What is required:
Among the entries that follow, how many lines contain the string "image"? Answer with that number only.

Given data:

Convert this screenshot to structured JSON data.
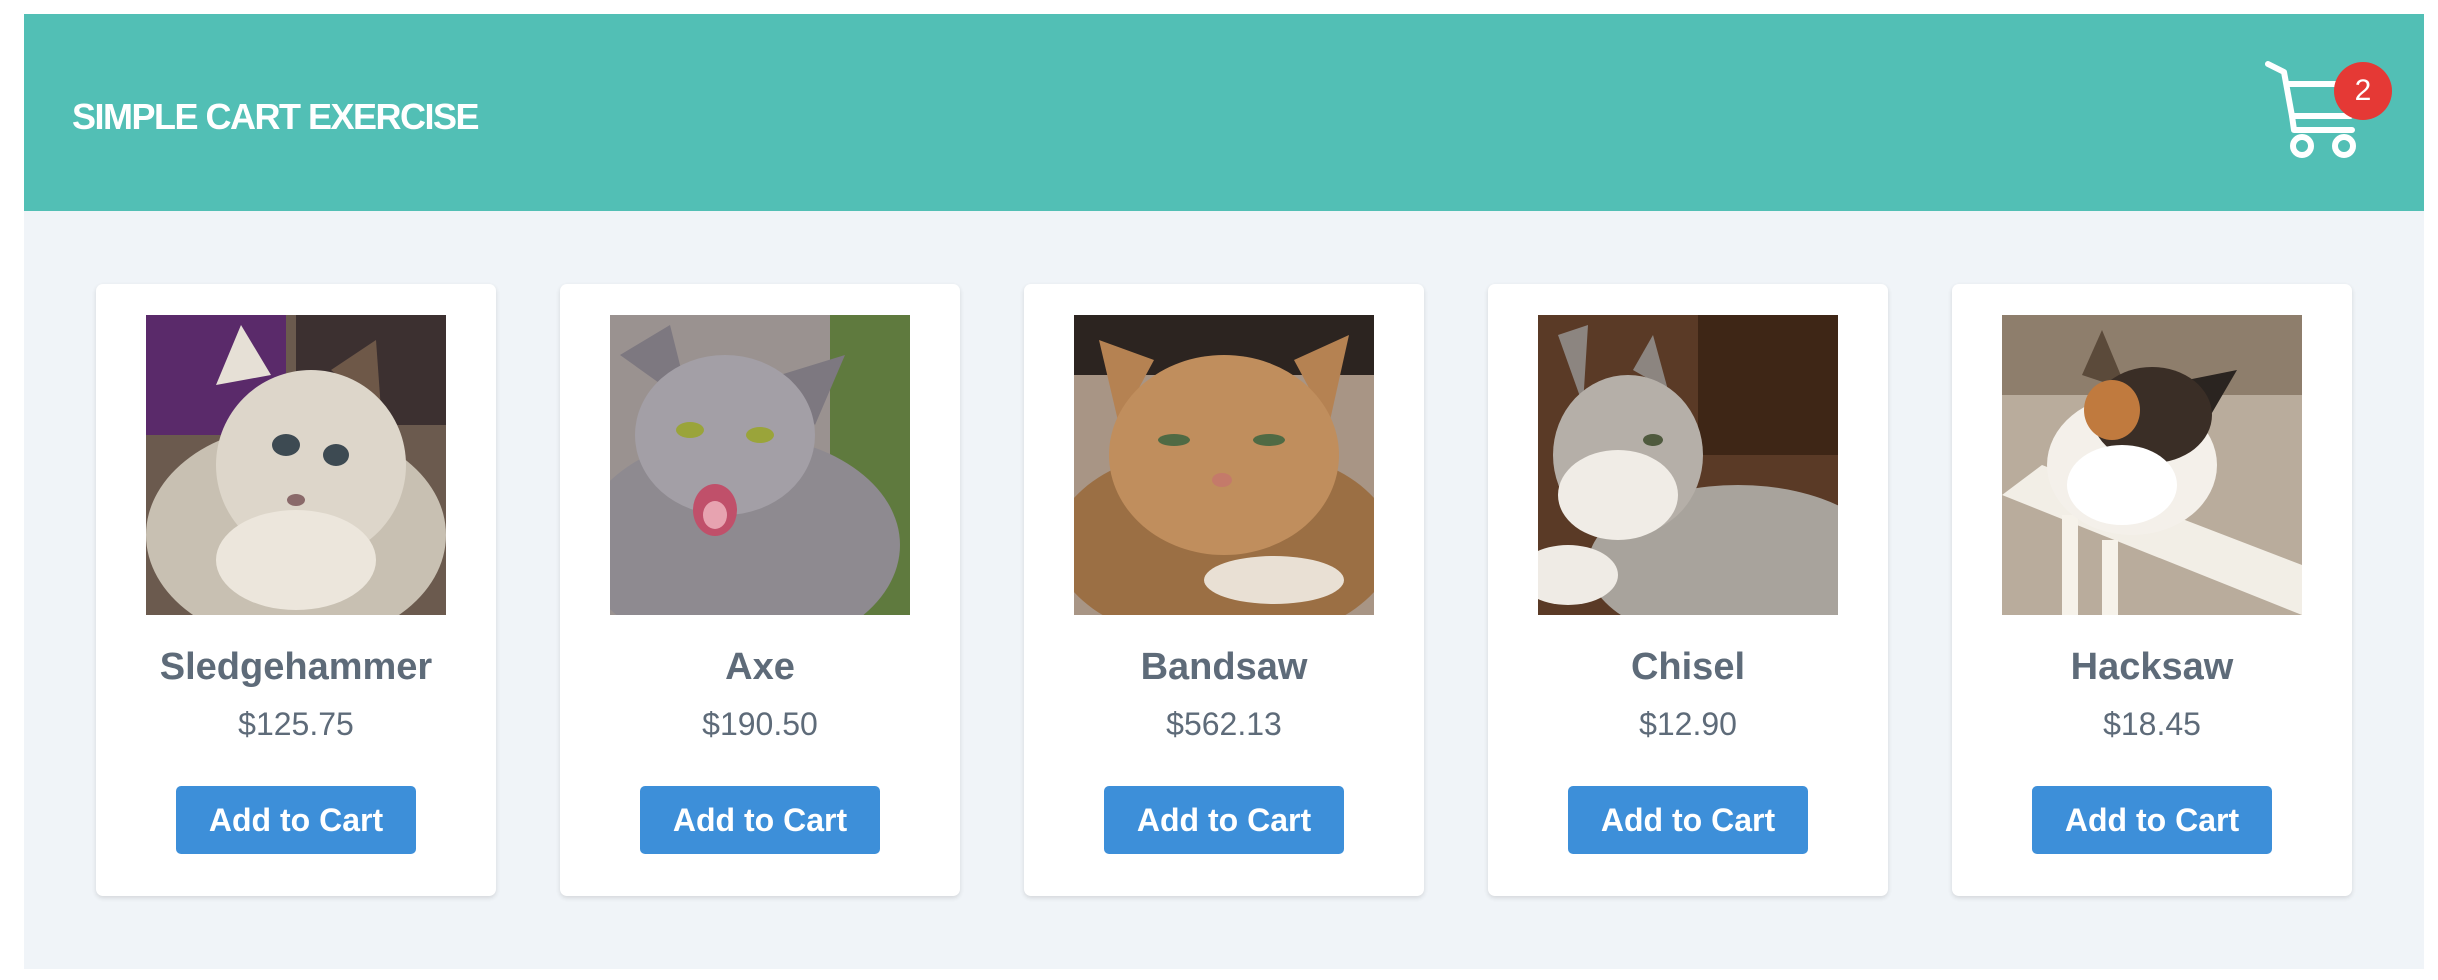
{
  "header": {
    "title": "SIMPLE CART EXERCISE",
    "cart_icon": "shopping-cart-icon",
    "cart_count": "2",
    "accent_color": "#52bfb5",
    "badge_color": "#e53935"
  },
  "button_color": "#3d8fd9",
  "products": [
    {
      "name": "Sledgehammer",
      "price": "$125.75",
      "button": "Add to Cart",
      "image": "cat-photo-fluffy-ragdoll"
    },
    {
      "name": "Axe",
      "price": "$190.50",
      "button": "Add to Cart",
      "image": "cat-photo-grey-hissing"
    },
    {
      "name": "Bandsaw",
      "price": "$562.13",
      "button": "Add to Cart",
      "image": "cat-photo-orange-tabby"
    },
    {
      "name": "Chisel",
      "price": "$12.90",
      "button": "Add to Cart",
      "image": "cat-photo-grey-tabby-white"
    },
    {
      "name": "Hacksaw",
      "price": "$18.45",
      "button": "Add to Cart",
      "image": "cat-photo-calico"
    }
  ]
}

Solution to this problem:
5